Content Warning: This article discusses depression and suicide.
Despite it’s seemingly silly and lighthearted name, The Cat Lady is not a fun game. Thinking perhaps to get a small game about feeding cats, I instead was faced with a woman’s suicide. Emotionally taxing, draining, and heartbreaking, I found myself taking frequent breaks to just do small things, to get away from the game. Wash the dishes, put out the laundry, knit. Anything to make this feeling that the grime of The Cat Lady hadn’t yet infected my life.
The Cat Lady returns to the macabre gothic horror reminiscent of something Poe or Lovecraft would write. Lacking any jump-scares except when thematically appropriate, the horror isn’t dressed up. Unnerving and unsettling would be the best descriptors. It takes you through not only the horrors of humanity and what people inflict upon each other, but also the psychological torment of giving a suicidal person the ‘gift’ of immortality.
At first glance, The Cat Lady is about the horrors of living with depression, and surviving in a world refusing to take you seriously after a suicide attempt. And in part, it is, but unlike any of its predecessors trying to approach this difficult subject, it talks about the side only one who has lived through this understands.
When the protagonist, Susan Ashworth, dies from a sleeping pill overdose, she finds herself in a strange world where she must confront her own dead bodies, killed in various ways. Susan remarks that she feels unaffected because her bodies look peaceful, sleeping happily for once. Going through this strange world of death and decay, she meets an old woman, who tells her she’s been waiting for her, and is here to give her a second chance, a chance to heal.
The old woman implies that she is death, referring to herself as the ‘Queen of Maggots’, because she infests that which is dead. She tells Susan that she is specially chosen because the Queen of Maggots has been with her since the start of this depression, brushing her hair when she cried and standing behind her while she threw away happy photographs. She gives Susan the power of immortality in exchange for ridding the world of ‘parasites’, humans so inherently awful that they cannot remain on the earth any longer. She forces our protagonist to accept or never find peace.

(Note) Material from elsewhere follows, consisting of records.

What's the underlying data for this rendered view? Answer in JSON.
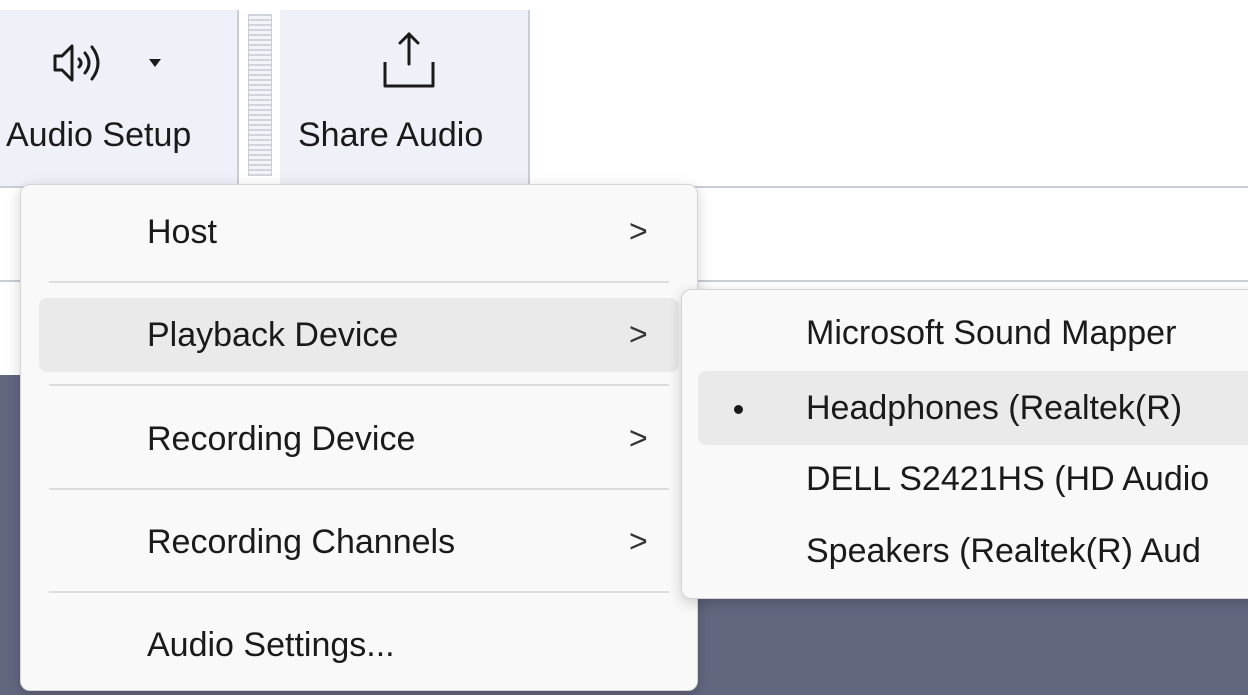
{
  "toolbar": {
    "audio_setup": {
      "label": "Audio Setup",
      "icon": "speaker-icon",
      "has_dropdown": true
    },
    "share_audio": {
      "label": "Share Audio",
      "icon": "share-upload-icon"
    }
  },
  "menu": {
    "items": [
      {
        "label": "Host",
        "submenu": true
      },
      {
        "label": "Playback Device",
        "submenu": true,
        "highlighted": true
      },
      {
        "label": "Recording Device",
        "submenu": true
      },
      {
        "label": "Recording Channels",
        "submenu": true
      },
      {
        "label": "Audio Settings...",
        "submenu": false
      }
    ],
    "chevron": ">"
  },
  "submenu": {
    "items": [
      {
        "label": "Microsoft Sound Mapper",
        "selected": false
      },
      {
        "label": "Headphones (Realtek(R)",
        "selected": true,
        "highlighted": true
      },
      {
        "label": "DELL S2421HS (HD Audio",
        "selected": false
      },
      {
        "label": "Speakers (Realtek(R) Aud",
        "selected": false
      }
    ]
  },
  "colors": {
    "toolbar_group_bg": "#eef1f8",
    "menu_bg": "#f9f9f9",
    "hover_bg": "#eaeaea",
    "dark_area": "#62667f"
  }
}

Now, naturally, giving someone who just tried to kill themselves the power of immortality might seem unnecessarily cruel, but as with anything about mental illness, it’s a metaphor. Not so much about how bad it is to have depression, we’ve seen that before, but how sometimes it becomes your only motivator.
The Queen of Maggots is not death, she is Susan’s own depression, taking her when she is at her lowest and making her go on. Pushing her well beyond her limit for a goal that after a while in the game seems to trickle off in importance in favour of helping others. Because sometimes, when you’ve hit that low, when you give it all up, your brain always seems to turn around and cling to literally anything to get you to keep going.
That’s not to say it’s a good thing – any depressed artist can prove that motivation through pain is not the healthiest motivator. The Cat Lady allows you to sit through someone else’s transition to motivation to continue from depression to self-possessed motivation. To live for someone or something else. From a friend to some cats.
It doesn’t feel the need to sugar coat anything for you. It talks about how her cigarettes and coffee helps calm her down, despite being a self-destructive habit. Susan is drugged, mistreated, ignored and left alone, always against her will, an often all too real reality of mentally ill people.
Regardless of your mental wellness, The Cat Lady is a unique gaming experience. The controls are simple, the puzzles are traditional adventure game style (i.e. sometimes complete nonsense and you’ll end up adding items together randomly in fits of rage). With Sin City aesthetics and a hard gothic soundtrack reminisce of Nine Inch Nails it creates the perfect environment for a troubled mind and story to shine.
Words by Savannah Ferguson